A coalition of Australian community groups came together on May 26th, 1998 for the country’s first “National Sorry Day”, an annual day of atonement for the social-engineering policy that ripped an estimated 50,000 Aboriginal and Torres Strait Islander children from their families between 1910 and the 1970s.

The first Sorry Day was marked with 300 events around the nation, and more than 1,000 people attended a ceremony in Parliament House, Canberra, but it took Australia’s government another decade to utter an official apology.

In this episode, Arion, Rebecca and Olly explain how in the Year 2000, skywriters turned the heavens into the biggest billboard of apology ever; speculate on whether Australia Day will be abolished due to its colonial associations; and discover that there is in fact one word that is harder to say than “sorry”… 

Content warning: This episode contains discussion of the Stolen Generations, which may be distressing to some listeners. Aboriginal and Torres Strait Islander people should be aware that the episode also contains mentions of deceased people.

Further Reading:

• ‘From the Archives, 1998: Thousands say sorry, but not PM’ (The Age, 1998): https://www.theage.com.au/national/from-the-archives-1998-thousands-say-sorry-but-not-pm-20210521-p57tyr.html 

• ‘Peter Dutton says it was a ‘mistake’ walking out on the apology to the Stolen Generations’ (The Daily Mail, 2022): https://www.dailymail.co.uk/news/article-10866871/Peter-Dutton-admits-mistake-boycotted-national-apology-Stolen-Generations.html 

• ‘This Is Why Australia Has “National Sorry Day”’ (Time, 2015): https://time.com/3890518/national-sorry-day/ 

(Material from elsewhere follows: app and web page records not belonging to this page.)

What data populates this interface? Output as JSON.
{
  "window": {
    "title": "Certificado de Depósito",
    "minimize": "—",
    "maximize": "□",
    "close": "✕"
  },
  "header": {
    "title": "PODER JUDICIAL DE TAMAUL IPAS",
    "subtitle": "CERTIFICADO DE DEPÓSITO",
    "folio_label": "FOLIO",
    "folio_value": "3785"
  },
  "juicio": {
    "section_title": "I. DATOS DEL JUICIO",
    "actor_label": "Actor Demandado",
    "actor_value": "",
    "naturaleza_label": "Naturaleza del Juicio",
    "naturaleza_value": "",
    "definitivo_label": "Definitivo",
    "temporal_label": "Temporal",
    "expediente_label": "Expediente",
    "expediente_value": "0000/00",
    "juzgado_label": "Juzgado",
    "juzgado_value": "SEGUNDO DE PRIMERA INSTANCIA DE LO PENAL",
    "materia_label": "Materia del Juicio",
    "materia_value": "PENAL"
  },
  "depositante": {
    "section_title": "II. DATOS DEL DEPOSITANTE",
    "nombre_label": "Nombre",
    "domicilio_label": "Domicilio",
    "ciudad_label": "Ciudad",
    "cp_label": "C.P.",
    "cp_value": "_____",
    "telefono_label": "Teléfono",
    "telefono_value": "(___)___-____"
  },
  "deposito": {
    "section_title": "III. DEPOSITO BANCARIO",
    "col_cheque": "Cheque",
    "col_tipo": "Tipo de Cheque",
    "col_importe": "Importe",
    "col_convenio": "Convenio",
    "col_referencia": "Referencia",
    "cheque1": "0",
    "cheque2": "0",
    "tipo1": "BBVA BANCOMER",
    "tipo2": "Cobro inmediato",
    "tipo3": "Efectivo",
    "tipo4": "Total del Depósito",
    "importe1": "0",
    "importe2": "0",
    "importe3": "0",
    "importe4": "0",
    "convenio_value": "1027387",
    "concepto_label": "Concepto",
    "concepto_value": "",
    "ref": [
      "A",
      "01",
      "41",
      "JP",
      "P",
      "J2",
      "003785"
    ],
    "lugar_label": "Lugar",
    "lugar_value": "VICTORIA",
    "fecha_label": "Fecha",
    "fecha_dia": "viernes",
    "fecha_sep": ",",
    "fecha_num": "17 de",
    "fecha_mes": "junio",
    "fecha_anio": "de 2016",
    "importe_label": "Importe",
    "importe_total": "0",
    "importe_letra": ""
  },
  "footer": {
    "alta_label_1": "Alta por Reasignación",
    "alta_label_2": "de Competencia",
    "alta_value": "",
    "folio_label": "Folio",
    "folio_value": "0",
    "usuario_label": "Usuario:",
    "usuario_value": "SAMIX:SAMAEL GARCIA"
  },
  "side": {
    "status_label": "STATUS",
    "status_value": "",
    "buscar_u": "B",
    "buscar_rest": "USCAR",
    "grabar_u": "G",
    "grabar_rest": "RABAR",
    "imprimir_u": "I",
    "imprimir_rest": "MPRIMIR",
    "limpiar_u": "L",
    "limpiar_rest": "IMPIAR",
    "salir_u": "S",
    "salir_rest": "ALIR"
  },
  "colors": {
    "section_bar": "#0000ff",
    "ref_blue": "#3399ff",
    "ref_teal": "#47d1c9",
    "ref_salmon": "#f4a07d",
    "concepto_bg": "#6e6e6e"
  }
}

• ‘Australia’s first “Sorry Day” (1998)’ (ABC Australia, 2021):


#1990s #Australia #Indigenous